# TASK TO COMPLETE
Wherever "Alamat" appears in the records below, copy the line that holds it.

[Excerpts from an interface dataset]
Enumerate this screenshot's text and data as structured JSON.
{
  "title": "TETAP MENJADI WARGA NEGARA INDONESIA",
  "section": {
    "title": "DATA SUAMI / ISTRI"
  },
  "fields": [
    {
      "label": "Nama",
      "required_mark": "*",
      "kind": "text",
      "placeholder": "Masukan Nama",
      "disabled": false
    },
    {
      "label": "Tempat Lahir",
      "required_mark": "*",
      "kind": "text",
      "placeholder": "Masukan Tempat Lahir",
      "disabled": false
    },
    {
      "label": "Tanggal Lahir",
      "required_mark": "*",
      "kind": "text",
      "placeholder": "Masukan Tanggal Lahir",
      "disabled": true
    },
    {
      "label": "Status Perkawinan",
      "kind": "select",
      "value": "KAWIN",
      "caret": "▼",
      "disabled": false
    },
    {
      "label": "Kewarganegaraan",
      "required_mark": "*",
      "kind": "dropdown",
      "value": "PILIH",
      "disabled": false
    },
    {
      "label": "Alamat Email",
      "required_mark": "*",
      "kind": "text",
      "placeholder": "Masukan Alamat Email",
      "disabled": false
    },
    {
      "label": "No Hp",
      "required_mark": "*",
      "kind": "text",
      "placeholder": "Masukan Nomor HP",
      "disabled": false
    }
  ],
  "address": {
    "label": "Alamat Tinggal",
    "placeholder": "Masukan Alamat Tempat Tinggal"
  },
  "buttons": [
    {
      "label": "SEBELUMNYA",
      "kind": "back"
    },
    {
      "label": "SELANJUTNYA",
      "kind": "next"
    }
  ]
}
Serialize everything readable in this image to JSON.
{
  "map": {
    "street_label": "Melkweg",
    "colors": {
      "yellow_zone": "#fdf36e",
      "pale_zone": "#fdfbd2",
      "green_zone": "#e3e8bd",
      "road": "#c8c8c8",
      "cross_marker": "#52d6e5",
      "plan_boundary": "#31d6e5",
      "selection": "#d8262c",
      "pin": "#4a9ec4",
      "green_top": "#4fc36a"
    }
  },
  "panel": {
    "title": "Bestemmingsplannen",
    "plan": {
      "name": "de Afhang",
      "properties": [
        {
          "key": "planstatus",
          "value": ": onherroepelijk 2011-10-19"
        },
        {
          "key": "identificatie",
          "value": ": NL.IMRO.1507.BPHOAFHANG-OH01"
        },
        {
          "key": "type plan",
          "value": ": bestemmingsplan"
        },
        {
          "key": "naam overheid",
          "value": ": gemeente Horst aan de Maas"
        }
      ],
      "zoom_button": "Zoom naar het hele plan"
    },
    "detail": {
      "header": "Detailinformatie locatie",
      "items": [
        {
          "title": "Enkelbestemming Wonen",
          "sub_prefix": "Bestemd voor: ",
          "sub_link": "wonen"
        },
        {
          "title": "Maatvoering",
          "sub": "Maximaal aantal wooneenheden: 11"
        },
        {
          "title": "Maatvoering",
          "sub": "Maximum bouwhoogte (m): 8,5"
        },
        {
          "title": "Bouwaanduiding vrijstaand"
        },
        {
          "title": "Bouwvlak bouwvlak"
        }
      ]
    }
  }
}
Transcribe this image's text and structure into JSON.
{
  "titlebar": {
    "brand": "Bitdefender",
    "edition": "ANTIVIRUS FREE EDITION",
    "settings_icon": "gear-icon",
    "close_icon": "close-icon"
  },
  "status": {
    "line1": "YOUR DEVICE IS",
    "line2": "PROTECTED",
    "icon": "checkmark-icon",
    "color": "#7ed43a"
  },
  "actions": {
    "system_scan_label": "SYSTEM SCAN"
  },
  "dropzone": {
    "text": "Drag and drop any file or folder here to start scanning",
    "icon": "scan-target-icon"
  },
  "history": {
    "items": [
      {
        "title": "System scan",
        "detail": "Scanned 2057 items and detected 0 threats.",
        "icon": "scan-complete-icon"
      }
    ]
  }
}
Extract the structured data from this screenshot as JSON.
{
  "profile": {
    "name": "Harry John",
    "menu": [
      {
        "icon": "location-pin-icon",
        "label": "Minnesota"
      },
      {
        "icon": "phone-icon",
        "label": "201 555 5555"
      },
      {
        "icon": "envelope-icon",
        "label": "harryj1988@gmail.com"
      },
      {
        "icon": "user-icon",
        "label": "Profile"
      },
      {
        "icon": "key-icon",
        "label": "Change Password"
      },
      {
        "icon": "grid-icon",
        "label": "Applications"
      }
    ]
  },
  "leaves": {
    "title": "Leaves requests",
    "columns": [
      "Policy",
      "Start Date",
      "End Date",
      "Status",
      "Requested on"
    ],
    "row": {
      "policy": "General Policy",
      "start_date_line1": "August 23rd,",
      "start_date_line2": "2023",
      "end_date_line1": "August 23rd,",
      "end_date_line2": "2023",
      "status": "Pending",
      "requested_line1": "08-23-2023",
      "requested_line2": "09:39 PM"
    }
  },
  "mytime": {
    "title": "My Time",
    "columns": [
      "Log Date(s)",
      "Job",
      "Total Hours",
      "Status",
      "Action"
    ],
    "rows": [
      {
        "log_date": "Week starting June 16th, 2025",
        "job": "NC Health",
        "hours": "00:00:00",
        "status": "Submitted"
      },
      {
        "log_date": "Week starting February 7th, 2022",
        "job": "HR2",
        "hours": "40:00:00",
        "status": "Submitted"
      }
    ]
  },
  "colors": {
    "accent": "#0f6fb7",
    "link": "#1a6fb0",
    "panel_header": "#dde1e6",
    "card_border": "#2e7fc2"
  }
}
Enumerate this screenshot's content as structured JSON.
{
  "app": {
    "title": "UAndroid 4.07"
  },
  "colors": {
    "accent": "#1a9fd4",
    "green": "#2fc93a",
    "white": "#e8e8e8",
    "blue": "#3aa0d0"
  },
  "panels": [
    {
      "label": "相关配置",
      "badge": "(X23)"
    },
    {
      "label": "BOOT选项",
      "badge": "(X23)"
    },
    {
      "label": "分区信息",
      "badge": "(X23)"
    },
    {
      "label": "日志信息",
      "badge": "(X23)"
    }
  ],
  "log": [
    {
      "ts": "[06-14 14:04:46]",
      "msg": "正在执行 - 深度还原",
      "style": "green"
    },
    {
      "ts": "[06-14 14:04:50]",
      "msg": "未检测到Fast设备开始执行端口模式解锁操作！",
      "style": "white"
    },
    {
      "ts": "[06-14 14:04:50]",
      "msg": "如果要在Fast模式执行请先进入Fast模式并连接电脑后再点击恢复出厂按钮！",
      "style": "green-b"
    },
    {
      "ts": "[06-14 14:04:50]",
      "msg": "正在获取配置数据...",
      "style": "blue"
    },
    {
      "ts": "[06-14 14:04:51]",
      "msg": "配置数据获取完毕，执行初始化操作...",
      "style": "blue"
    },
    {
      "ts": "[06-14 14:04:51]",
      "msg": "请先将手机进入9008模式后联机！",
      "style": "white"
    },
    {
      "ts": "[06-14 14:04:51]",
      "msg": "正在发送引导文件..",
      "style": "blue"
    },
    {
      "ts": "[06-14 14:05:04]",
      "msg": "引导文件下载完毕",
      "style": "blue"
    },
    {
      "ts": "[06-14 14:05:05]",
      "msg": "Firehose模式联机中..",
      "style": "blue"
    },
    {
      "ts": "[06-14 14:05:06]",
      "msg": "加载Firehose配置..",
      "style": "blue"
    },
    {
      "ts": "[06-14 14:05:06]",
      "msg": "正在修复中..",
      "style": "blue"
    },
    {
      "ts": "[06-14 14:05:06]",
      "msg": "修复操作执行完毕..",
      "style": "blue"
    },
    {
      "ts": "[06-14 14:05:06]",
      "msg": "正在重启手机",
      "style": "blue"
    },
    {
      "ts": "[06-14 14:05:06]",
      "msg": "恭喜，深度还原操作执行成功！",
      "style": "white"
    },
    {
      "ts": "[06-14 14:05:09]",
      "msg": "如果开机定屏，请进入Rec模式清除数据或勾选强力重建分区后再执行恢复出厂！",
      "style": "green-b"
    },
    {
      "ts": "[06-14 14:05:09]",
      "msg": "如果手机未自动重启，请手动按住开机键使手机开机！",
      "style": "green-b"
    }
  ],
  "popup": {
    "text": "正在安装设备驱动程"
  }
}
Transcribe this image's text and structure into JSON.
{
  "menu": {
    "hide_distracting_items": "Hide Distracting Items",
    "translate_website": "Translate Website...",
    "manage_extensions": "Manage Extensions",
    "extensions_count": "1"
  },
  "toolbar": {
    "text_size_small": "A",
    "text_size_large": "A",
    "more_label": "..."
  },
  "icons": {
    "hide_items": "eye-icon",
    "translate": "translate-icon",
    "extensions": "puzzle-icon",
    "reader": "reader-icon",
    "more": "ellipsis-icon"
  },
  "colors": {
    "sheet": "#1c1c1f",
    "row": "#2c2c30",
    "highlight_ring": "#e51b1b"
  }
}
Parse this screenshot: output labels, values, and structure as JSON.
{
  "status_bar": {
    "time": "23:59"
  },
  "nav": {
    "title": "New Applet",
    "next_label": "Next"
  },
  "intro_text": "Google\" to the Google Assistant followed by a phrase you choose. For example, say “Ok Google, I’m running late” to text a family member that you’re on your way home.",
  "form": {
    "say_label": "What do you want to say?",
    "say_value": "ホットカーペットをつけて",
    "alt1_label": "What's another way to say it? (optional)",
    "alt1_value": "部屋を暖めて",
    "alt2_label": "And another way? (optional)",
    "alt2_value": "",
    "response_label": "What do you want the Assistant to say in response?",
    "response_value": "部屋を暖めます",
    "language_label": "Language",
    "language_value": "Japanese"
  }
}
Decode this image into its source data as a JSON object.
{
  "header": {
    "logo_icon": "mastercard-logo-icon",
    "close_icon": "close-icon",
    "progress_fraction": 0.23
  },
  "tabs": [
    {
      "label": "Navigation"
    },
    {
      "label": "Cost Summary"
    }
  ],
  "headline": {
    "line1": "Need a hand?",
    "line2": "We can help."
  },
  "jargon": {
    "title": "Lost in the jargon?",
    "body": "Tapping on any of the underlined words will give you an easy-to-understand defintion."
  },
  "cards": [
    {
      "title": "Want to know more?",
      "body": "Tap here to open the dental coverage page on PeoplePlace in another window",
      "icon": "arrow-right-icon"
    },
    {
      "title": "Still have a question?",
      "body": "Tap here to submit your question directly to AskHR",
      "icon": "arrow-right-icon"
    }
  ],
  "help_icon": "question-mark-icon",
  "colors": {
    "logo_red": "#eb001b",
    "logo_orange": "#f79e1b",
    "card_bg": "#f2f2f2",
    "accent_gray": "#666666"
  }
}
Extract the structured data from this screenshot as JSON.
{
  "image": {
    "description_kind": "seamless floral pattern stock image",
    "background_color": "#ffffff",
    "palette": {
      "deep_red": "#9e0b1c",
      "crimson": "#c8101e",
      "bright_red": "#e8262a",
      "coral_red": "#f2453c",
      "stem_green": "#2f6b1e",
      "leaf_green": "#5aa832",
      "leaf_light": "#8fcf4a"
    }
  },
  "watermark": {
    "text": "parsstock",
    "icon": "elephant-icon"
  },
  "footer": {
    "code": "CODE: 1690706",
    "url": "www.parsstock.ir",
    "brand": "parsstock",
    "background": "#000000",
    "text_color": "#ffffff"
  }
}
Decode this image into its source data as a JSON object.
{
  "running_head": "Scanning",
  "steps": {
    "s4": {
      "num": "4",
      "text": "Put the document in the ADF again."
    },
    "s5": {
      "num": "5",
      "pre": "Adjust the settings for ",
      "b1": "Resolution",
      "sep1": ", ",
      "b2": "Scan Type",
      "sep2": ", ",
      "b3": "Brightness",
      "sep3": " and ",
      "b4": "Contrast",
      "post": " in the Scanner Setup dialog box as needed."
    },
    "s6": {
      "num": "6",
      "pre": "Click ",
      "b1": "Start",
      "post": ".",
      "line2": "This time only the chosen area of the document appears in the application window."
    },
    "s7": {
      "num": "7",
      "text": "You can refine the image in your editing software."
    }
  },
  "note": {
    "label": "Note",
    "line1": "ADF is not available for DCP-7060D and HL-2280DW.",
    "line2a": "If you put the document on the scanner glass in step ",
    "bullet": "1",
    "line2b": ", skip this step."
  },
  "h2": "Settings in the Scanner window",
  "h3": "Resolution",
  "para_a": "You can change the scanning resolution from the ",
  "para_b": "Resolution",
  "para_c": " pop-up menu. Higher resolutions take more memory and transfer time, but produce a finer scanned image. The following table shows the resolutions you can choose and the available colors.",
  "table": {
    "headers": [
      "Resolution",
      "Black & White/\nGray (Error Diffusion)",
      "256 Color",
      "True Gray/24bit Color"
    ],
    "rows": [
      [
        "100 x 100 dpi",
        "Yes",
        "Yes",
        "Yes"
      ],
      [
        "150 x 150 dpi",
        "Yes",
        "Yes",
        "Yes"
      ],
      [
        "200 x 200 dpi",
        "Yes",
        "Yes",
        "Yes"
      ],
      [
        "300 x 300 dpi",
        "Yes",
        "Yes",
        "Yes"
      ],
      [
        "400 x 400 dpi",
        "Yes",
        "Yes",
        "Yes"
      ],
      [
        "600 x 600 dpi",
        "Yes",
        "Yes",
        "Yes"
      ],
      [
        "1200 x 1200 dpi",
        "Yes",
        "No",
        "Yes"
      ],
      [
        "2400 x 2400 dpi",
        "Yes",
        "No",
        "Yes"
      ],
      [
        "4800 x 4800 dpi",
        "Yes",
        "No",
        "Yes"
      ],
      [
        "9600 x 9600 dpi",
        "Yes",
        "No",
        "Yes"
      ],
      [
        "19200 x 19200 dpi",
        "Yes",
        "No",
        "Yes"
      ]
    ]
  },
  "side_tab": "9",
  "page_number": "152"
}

# OUTPUT
      "label": "Alamat Email",
      "placeholder": "Masukan Alamat Email",
    "label": "Alamat Tinggal",
    "placeholder": "Masukan Alamat Tempat Tinggal"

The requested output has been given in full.